EXERCISE:
Exact repetition is required: output every record in full.

SOURCE MATERIAL:

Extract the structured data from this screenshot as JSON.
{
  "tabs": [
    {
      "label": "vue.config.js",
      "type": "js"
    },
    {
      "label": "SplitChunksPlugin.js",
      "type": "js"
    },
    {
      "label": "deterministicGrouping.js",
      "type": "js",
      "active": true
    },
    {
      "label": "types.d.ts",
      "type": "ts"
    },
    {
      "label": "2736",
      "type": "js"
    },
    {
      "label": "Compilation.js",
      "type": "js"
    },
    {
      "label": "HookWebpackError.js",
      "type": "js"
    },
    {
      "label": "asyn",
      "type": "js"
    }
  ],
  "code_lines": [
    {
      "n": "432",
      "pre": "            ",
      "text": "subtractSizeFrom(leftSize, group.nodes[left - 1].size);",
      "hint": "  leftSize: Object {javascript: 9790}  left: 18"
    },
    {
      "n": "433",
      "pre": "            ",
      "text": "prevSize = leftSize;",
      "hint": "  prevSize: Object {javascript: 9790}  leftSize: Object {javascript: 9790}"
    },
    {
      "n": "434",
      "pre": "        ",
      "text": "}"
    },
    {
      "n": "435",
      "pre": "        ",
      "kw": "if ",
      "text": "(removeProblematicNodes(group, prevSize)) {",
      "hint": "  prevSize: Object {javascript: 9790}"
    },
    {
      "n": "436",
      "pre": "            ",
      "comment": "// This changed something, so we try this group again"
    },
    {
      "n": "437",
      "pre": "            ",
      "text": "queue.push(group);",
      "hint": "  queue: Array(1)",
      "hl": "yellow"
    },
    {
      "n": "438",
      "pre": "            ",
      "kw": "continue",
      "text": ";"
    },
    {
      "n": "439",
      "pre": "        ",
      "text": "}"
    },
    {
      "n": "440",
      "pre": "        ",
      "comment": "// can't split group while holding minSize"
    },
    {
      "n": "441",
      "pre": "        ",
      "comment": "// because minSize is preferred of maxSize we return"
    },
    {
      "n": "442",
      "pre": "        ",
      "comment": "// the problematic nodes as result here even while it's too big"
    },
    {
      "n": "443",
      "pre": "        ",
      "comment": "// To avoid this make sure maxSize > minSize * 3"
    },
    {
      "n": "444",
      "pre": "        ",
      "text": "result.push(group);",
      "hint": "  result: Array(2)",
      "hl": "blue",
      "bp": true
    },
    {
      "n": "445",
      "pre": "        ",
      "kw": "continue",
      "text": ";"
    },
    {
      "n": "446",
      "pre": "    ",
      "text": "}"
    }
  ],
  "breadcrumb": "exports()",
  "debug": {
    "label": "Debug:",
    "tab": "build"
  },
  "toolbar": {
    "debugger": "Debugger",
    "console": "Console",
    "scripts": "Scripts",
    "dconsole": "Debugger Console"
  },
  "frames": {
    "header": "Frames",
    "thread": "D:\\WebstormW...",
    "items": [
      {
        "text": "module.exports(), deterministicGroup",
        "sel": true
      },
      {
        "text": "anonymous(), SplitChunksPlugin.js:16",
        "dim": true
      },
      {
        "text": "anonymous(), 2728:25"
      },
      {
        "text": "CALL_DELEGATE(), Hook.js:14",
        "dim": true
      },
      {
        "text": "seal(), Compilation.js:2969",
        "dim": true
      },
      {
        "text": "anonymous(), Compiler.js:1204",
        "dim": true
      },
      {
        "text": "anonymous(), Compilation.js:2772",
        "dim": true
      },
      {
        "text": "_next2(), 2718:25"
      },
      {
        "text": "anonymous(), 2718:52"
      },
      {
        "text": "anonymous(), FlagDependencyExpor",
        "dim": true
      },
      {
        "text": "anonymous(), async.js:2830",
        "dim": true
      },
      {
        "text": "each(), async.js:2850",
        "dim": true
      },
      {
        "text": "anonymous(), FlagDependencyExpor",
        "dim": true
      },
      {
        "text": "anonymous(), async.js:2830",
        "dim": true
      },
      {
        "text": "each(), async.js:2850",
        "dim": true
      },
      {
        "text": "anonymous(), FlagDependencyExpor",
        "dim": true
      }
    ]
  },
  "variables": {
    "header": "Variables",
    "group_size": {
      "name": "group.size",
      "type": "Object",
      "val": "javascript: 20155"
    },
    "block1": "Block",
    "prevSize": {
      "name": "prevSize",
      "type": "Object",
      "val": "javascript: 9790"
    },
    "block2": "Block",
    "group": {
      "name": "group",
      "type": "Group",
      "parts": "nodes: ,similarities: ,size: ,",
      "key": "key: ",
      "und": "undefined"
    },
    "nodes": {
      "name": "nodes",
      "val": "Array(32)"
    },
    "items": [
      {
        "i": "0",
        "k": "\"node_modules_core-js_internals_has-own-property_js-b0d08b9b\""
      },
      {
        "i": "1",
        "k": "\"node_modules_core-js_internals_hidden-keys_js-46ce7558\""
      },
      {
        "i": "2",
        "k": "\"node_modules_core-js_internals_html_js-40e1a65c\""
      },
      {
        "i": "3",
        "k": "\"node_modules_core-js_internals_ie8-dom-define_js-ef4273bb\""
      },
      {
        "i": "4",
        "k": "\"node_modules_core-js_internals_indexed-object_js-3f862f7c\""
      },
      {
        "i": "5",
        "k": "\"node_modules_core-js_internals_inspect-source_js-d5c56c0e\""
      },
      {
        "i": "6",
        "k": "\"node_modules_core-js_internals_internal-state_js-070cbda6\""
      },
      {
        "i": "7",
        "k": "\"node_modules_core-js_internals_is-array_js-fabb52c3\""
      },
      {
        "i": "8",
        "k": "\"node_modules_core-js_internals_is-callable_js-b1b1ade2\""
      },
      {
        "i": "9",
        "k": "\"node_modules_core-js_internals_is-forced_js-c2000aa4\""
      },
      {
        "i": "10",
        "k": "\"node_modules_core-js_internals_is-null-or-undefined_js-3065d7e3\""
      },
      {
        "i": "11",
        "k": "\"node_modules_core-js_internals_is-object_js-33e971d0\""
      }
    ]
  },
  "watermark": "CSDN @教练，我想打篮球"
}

RESPONSE:
Extract the structured data from this screenshot as JSON.
{
  "tabs": [
    {
      "label": "vue.config.js",
      "type": "js"
    },
    {
      "label": "SplitChunksPlugin.js",
      "type": "js"
    },
    {
      "label": "deterministicGrouping.js",
      "type": "js",
      "active": true
    },
    {
      "label": "types.d.ts",
      "type": "ts"
    },
    {
      "label": "2736",
      "type": "js"
    },
    {
      "label": "Compilation.js",
      "type": "js"
    },
    {
      "label": "HookWebpackError.js",
      "type": "js"
    },
    {
      "label": "asyn",
      "type": "js"
    }
  ],
  "code_lines": [
    {
      "n": "432",
      "pre": "            ",
      "text": "subtractSizeFrom(leftSize, group.nodes[left - 1].size);",
      "hint": "  leftSize: Object {javascript: 9790}  left: 18"
    },
    {
      "n": "433",
      "pre": "            ",
      "text": "prevSize = leftSize;",
      "hint": "  prevSize: Object {javascript: 9790}  leftSize: Object {javascript: 9790}"
    },
    {
      "n": "434",
      "pre": "        ",
      "text": "}"
    },
    {
      "n": "435",
      "pre": "        ",
      "kw": "if ",
      "text": "(removeProblematicNodes(group, prevSize)) {",
      "hint": "  prevSize: Object {javascript: 9790}"
    },
    {
      "n": "436",
      "pre": "            ",
      "comment": "// This changed something, so we try this group again"
    },
    {
      "n": "437",
      "pre": "            ",
      "text": "queue.push(group);",
      "hint": "  queue: Array(1)",
      "hl": "yellow"
    },
    {
      "n": "438",
      "pre": "            ",
      "kw": "continue",
      "text": ";"
    },
    {
      "n": "439",
      "pre": "        ",
      "text": "}"
    },
    {
      "n": "440",
      "pre": "        ",
      "comment": "// can't split group while holding minSize"
    },
    {
      "n": "441",
      "pre": "        ",
      "comment": "// because minSize is preferred of maxSize we return"
    },
    {
      "n": "442",
      "pre": "        ",
      "comment": "// the problematic nodes as result here even while it's too big"
    },
    {
      "n": "443",
      "pre": "        ",
      "comment": "// To avoid this make sure maxSize > minSize * 3"
    },
    {
      "n": "444",
      "pre": "        ",
      "text": "result.push(group);",
      "hint": "  result: Array(2)",
      "hl": "blue",
      "bp": true
    },
    {
      "n": "445",
      "pre": "        ",
      "kw": "continue",
      "text": ";"
    },
    {
      "n": "446",
      "pre": "    ",
      "text": "}"
    }
  ],
  "breadcrumb": "exports()",
  "debug": {
    "label": "Debug:",
    "tab": "build"
  },
  "toolbar": {
    "debugger": "Debugger",
    "console": "Console",
    "scripts": "Scripts",
    "dconsole": "Debugger Console"
  },
  "frames": {
    "header": "Frames",
    "thread": "D:\\WebstormW...",
    "items": [
      {
        "text": "module.exports(), deterministicGroup",
        "sel": true
      },
      {
        "text": "anonymous(), SplitChunksPlugin.js:16",
        "dim": true
      },
      {
        "text": "anonymous(), 2728:25"
      },
      {
        "text": "CALL_DELEGATE(), Hook.js:14",
        "dim": true
      },
      {
        "text": "seal(), Compilation.js:2969",
        "dim": true
      },
      {
        "text": "anonymous(), Compiler.js:1204",
        "dim": true
      },
      {
        "text": "anonymous(), Compilation.js:2772",
        "dim": true
      },
      {
        "text": "_next2(), 2718:25"
      },
      {
        "text": "anonymous(), 2718:52"
      },
      {
        "text": "anonymous(), FlagDependencyExpor",
        "dim": true
      },
      {
        "text": "anonymous(), async.js:2830",
        "dim": true
      },
      {
        "text": "each(), async.js:2850",
        "dim": true
      },
      {
        "text": "anonymous(), FlagDependencyExpor",
        "dim": true
      },
      {
        "text": "anonymous(), async.js:2830",
        "dim": true
      },
      {
        "text": "each(), async.js:2850",
        "dim": true
      },
      {
        "text": "anonymous(), FlagDependencyExpor",
        "dim": true
      }
    ]
  },
  "variables": {
    "header": "Variables",
    "group_size": {
      "name": "group.size",
      "type": "Object",
      "val": "javascript: 20155"
    },
    "block1": "Block",
    "prevSize": {
      "name": "prevSize",
      "type": "Object",
      "val": "javascript: 9790"
    },
    "block2": "Block",
    "group": {
      "name": "group",
      "type": "Group",
      "parts": "nodes: ,similarities: ,size: ,",
      "key": "key: ",
      "und": "undefined"
    },
    "nodes": {
      "name": "nodes",
      "val": "Array(32)"
    },
    "items": [
      {
        "i": "0",
        "k": "\"node_modules_core-js_internals_has-own-property_js-b0d08b9b\""
      },
      {
        "i": "1",
        "k": "\"node_modules_core-js_internals_hidden-keys_js-46ce7558\""
      },
      {
        "i": "2",
        "k": "\"node_modules_core-js_internals_html_js-40e1a65c\""
      },
      {
        "i": "3",
        "k": "\"node_modules_core-js_internals_ie8-dom-define_js-ef4273bb\""
      },
      {
        "i": "4",
        "k": "\"node_modules_core-js_internals_indexed-object_js-3f862f7c\""
      },
      {
        "i": "5",
        "k": "\"node_modules_core-js_internals_inspect-source_js-d5c56c0e\""
      },
      {
        "i": "6",
        "k": "\"node_modules_core-js_internals_internal-state_js-070cbda6\""
      },
      {
        "i": "7",
        "k": "\"node_modules_core-js_internals_is-array_js-fabb52c3\""
      },
      {
        "i": "8",
        "k": "\"node_modules_core-js_internals_is-callable_js-b1b1ade2\""
      },
      {
        "i": "9",
        "k": "\"node_modules_core-js_internals_is-forced_js-c2000aa4\""
      },
      {
        "i": "10",
        "k": "\"node_modules_core-js_internals_is-null-or-undefined_js-3065d7e3\""
      },
      {
        "i": "11",
        "k": "\"node_modules_core-js_internals_is-object_js-33e971d0\""
      }
    ]
  },
  "watermark": "CSDN @教练，我想打篮球"
}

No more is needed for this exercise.